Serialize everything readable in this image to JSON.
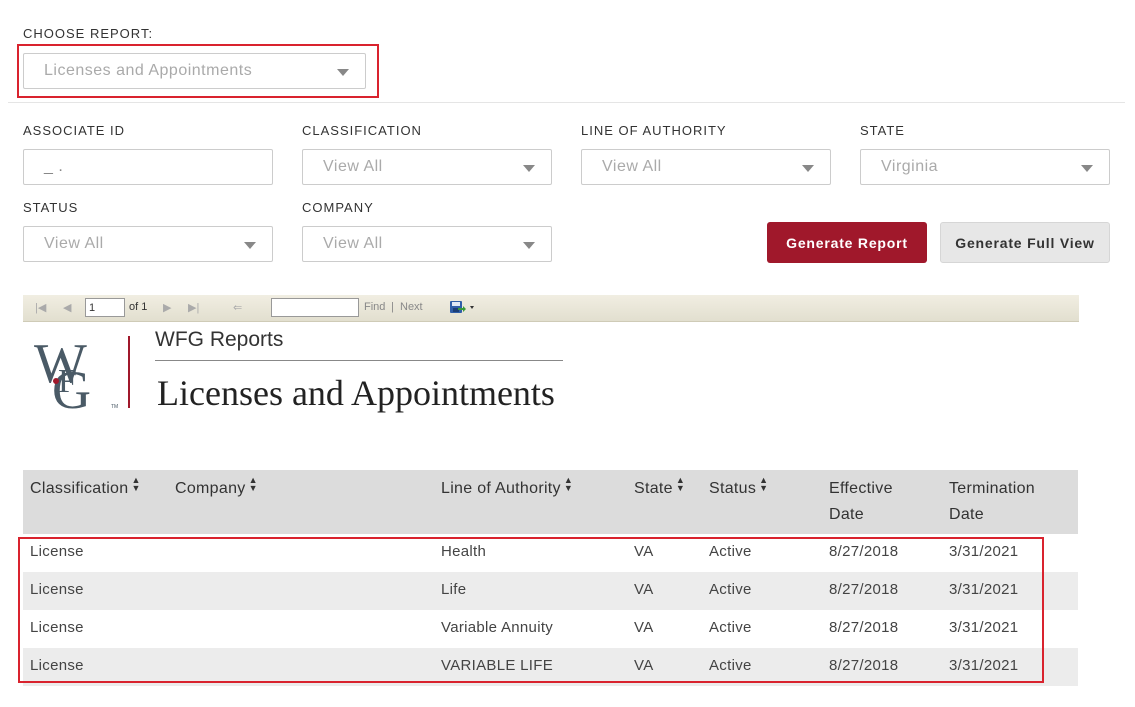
{
  "report_chooser": {
    "label": "CHOOSE REPORT:",
    "selected": "Licenses and Appointments"
  },
  "filters": {
    "associate_id": {
      "label": "ASSOCIATE ID",
      "value": "_ ."
    },
    "classification": {
      "label": "CLASSIFICATION",
      "value": "View All"
    },
    "line_of_authority": {
      "label": "LINE OF AUTHORITY",
      "value": "View All"
    },
    "state": {
      "label": "STATE",
      "value": "Virginia"
    },
    "status": {
      "label": "STATUS",
      "value": "View All"
    },
    "company": {
      "label": "COMPANY",
      "value": "View All"
    }
  },
  "buttons": {
    "generate_report": "Generate Report",
    "generate_full_view": "Generate Full View"
  },
  "toolbar": {
    "page_value": "1",
    "of_pages": "of 1",
    "find_label": "Find",
    "separator": "|",
    "next_label": "Next",
    "find_value": ""
  },
  "report": {
    "logo_text": "WFG",
    "subtitle": "WFG Reports",
    "title": "Licenses and Appointments"
  },
  "table": {
    "headers": {
      "classification": "Classification",
      "company": "Company",
      "line_of_authority": "Line of Authority",
      "state": "State",
      "status": "Status",
      "effective_1": "Effective",
      "effective_2": "Date",
      "termination_1": "Termination",
      "termination_2": "Date"
    },
    "rows": [
      {
        "classification": "License",
        "company": "",
        "line_of_authority": "Health",
        "state": "VA",
        "status": "Active",
        "effective": "8/27/2018",
        "termination": "3/31/2021"
      },
      {
        "classification": "License",
        "company": "",
        "line_of_authority": "Life",
        "state": "VA",
        "status": "Active",
        "effective": "8/27/2018",
        "termination": "3/31/2021"
      },
      {
        "classification": "License",
        "company": "",
        "line_of_authority": "Variable Annuity",
        "state": "VA",
        "status": "Active",
        "effective": "8/27/2018",
        "termination": "3/31/2021"
      },
      {
        "classification": "License",
        "company": "",
        "line_of_authority": "VARIABLE LIFE",
        "state": "VA",
        "status": "Active",
        "effective": "8/27/2018",
        "termination": "3/31/2021"
      }
    ]
  },
  "colors": {
    "accent": "#a0182b",
    "highlight_box": "#d9232e",
    "logo_gray": "#4a5a66"
  }
}
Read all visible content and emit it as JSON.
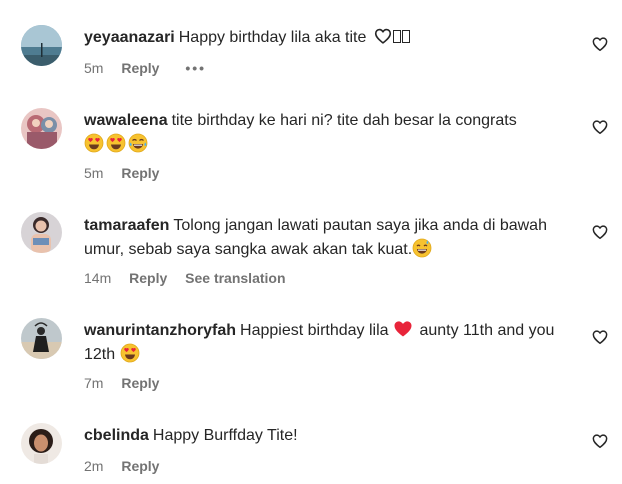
{
  "comments": [
    {
      "username": "yeyaanazari",
      "text": "Happy birthday lila aka tite",
      "time": "5m",
      "reply_label": "Reply",
      "more_label": "•••",
      "trailing_icons": [
        "heart-outline-icon",
        "missing-glyph-icon",
        "missing-glyph-icon"
      ]
    },
    {
      "username": "wawaleena",
      "text": "tite birthday ke hari ni? tite dah besar la congrats",
      "time": "5m",
      "reply_label": "Reply",
      "emojis": [
        "heart-eyes-emoji",
        "heart-eyes-emoji",
        "tears-of-joy-emoji"
      ]
    },
    {
      "username": "tamaraafen",
      "text": "Tolong jangan lawati pautan saya jika anda di bawah umur, sebab saya sangka awak akan tak kuat.",
      "time": "14m",
      "reply_label": "Reply",
      "translation_label": "See translation",
      "emojis": [
        "grinning-sweat-emoji"
      ]
    },
    {
      "username": "wanurintanzhoryfah",
      "text_before": "Happiest birthday lila",
      "text_after": "aunty 11th and you 12th",
      "time": "7m",
      "reply_label": "Reply",
      "emojis": [
        "red-heart-emoji",
        "heart-eyes-emoji"
      ]
    },
    {
      "username": "cbelinda",
      "text": "Happy Burffday Tite!",
      "time": "2m",
      "reply_label": "Reply"
    }
  ],
  "colors": {
    "text": "#262626",
    "muted": "#737373",
    "background": "#ffffff"
  }
}
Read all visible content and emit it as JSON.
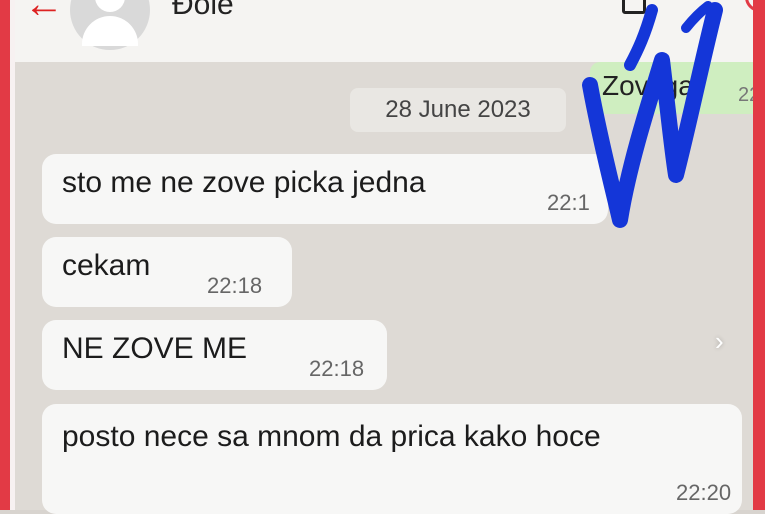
{
  "header": {
    "back_glyph": "←",
    "contact_name": "Đole"
  },
  "date_separator": "28 June 2023",
  "outgoing_message": {
    "text": "Zovi ga",
    "time": "22"
  },
  "messages": [
    {
      "text": "sto me ne zove picka jedna",
      "time": "22:1"
    },
    {
      "text": "cekam",
      "time": "22:18"
    },
    {
      "text": "NE ZOVE ME",
      "time": "22:18"
    },
    {
      "text": "posto nece sa mnom da prica kako hoce",
      "time": "22:20"
    }
  ],
  "colors": {
    "frame": "#e23a45",
    "scribble": "#1436d8",
    "incoming_bubble": "#f7f7f6",
    "outgoing_bubble": "#cfeec0",
    "chat_background": "#dedad5"
  },
  "icons": [
    "back-arrow-icon",
    "avatar-icon",
    "call-icon",
    "menu-icon",
    "chevron-right-icon"
  ]
}
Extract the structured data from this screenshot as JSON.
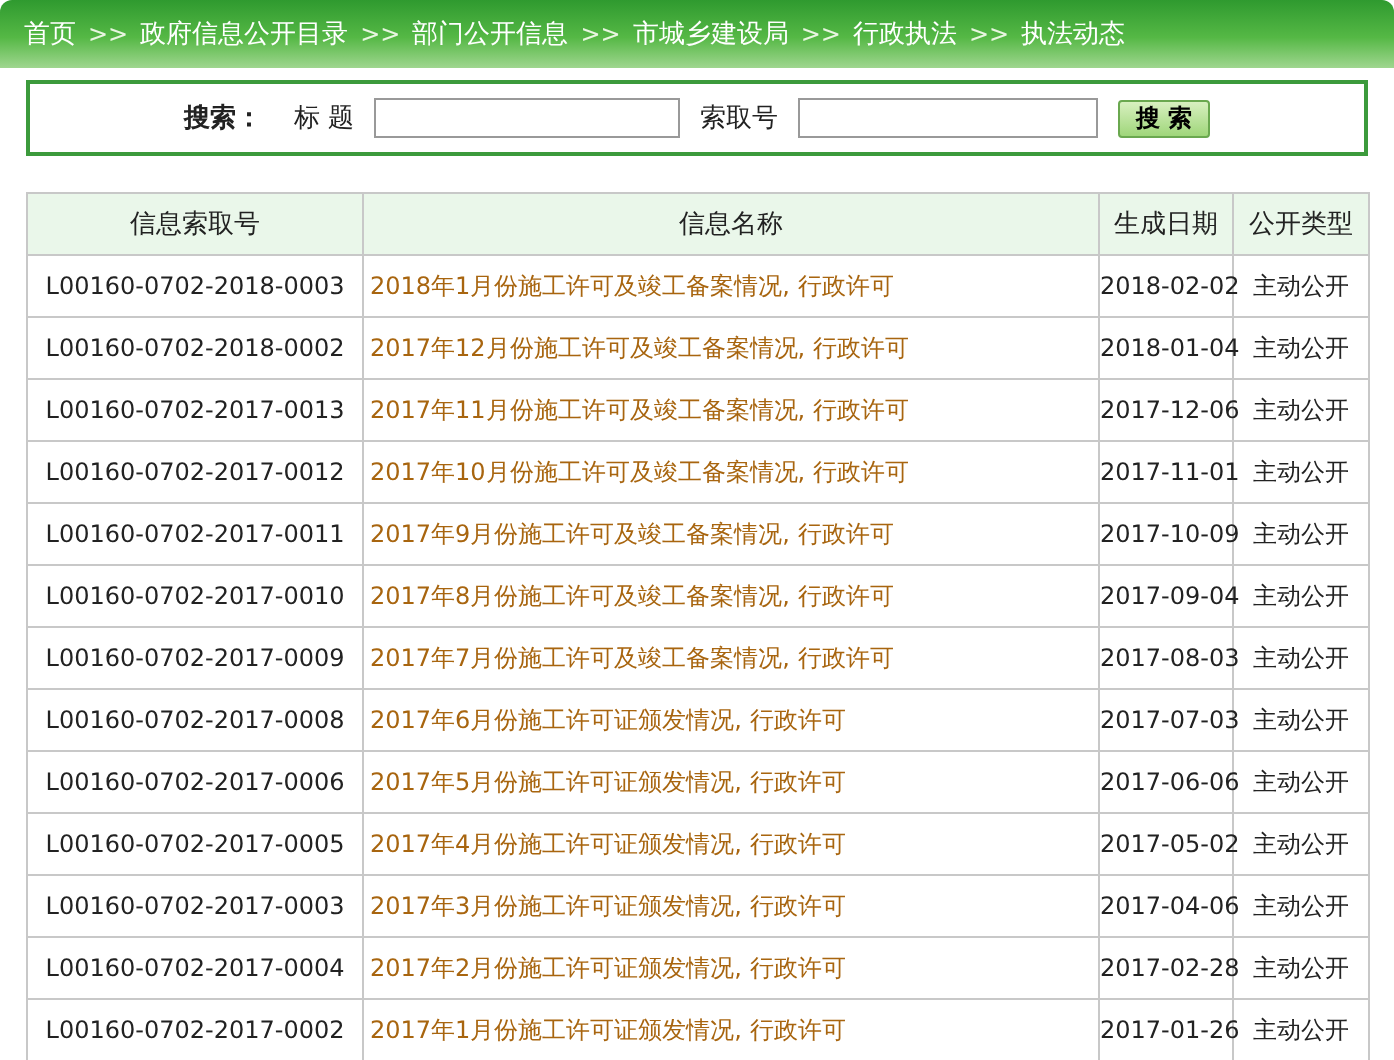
{
  "breadcrumb": [
    {
      "kind": "link",
      "text": "首页"
    },
    {
      "kind": "separator",
      "text": ">>"
    },
    {
      "kind": "link",
      "text": "政府信息公开目录"
    },
    {
      "kind": "separator",
      "text": ">>"
    },
    {
      "kind": "link",
      "text": "部门公开信息"
    },
    {
      "kind": "separator",
      "text": ">>"
    },
    {
      "kind": "link",
      "text": "市城乡建设局"
    },
    {
      "kind": "separator",
      "text": ">>"
    },
    {
      "kind": "link",
      "text": "行政执法"
    },
    {
      "kind": "separator",
      "text": ">>"
    },
    {
      "kind": "link",
      "text": "执法动态"
    }
  ],
  "search": {
    "label": "搜索：",
    "title_label": "标 题",
    "index_label": "索取号",
    "button": "搜 索"
  },
  "table": {
    "columns": [
      "信息索取号",
      "信息名称",
      "生成日期",
      "公开类型"
    ],
    "rows": [
      {
        "index": "L00160-0702-2018-0003",
        "name": "2018年1月份施工许可及竣工备案情况, 行政许可",
        "date": "2018-02-02",
        "type": "主动公开"
      },
      {
        "index": "L00160-0702-2018-0002",
        "name": "2017年12月份施工许可及竣工备案情况, 行政许可",
        "date": "2018-01-04",
        "type": "主动公开"
      },
      {
        "index": "L00160-0702-2017-0013",
        "name": "2017年11月份施工许可及竣工备案情况, 行政许可",
        "date": "2017-12-06",
        "type": "主动公开"
      },
      {
        "index": "L00160-0702-2017-0012",
        "name": "2017年10月份施工许可及竣工备案情况, 行政许可",
        "date": "2017-11-01",
        "type": "主动公开"
      },
      {
        "index": "L00160-0702-2017-0011",
        "name": "2017年9月份施工许可及竣工备案情况, 行政许可",
        "date": "2017-10-09",
        "type": "主动公开"
      },
      {
        "index": "L00160-0702-2017-0010",
        "name": "2017年8月份施工许可及竣工备案情况, 行政许可",
        "date": "2017-09-04",
        "type": "主动公开"
      },
      {
        "index": "L00160-0702-2017-0009",
        "name": "2017年7月份施工许可及竣工备案情况, 行政许可",
        "date": "2017-08-03",
        "type": "主动公开"
      },
      {
        "index": "L00160-0702-2017-0008",
        "name": "2017年6月份施工许可证颁发情况, 行政许可",
        "date": "2017-07-03",
        "type": "主动公开"
      },
      {
        "index": "L00160-0702-2017-0006",
        "name": "2017年5月份施工许可证颁发情况, 行政许可",
        "date": "2017-06-06",
        "type": "主动公开"
      },
      {
        "index": "L00160-0702-2017-0005",
        "name": "2017年4月份施工许可证颁发情况, 行政许可",
        "date": "2017-05-02",
        "type": "主动公开"
      },
      {
        "index": "L00160-0702-2017-0003",
        "name": "2017年3月份施工许可证颁发情况, 行政许可",
        "date": "2017-04-06",
        "type": "主动公开"
      },
      {
        "index": "L00160-0702-2017-0004",
        "name": "2017年2月份施工许可证颁发情况, 行政许可",
        "date": "2017-02-28",
        "type": "主动公开"
      },
      {
        "index": "L00160-0702-2017-0002",
        "name": "2017年1月份施工许可证颁发情况, 行政许可",
        "date": "2017-01-26",
        "type": "主动公开"
      }
    ]
  }
}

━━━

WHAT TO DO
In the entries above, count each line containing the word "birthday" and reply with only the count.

SOLUTION
3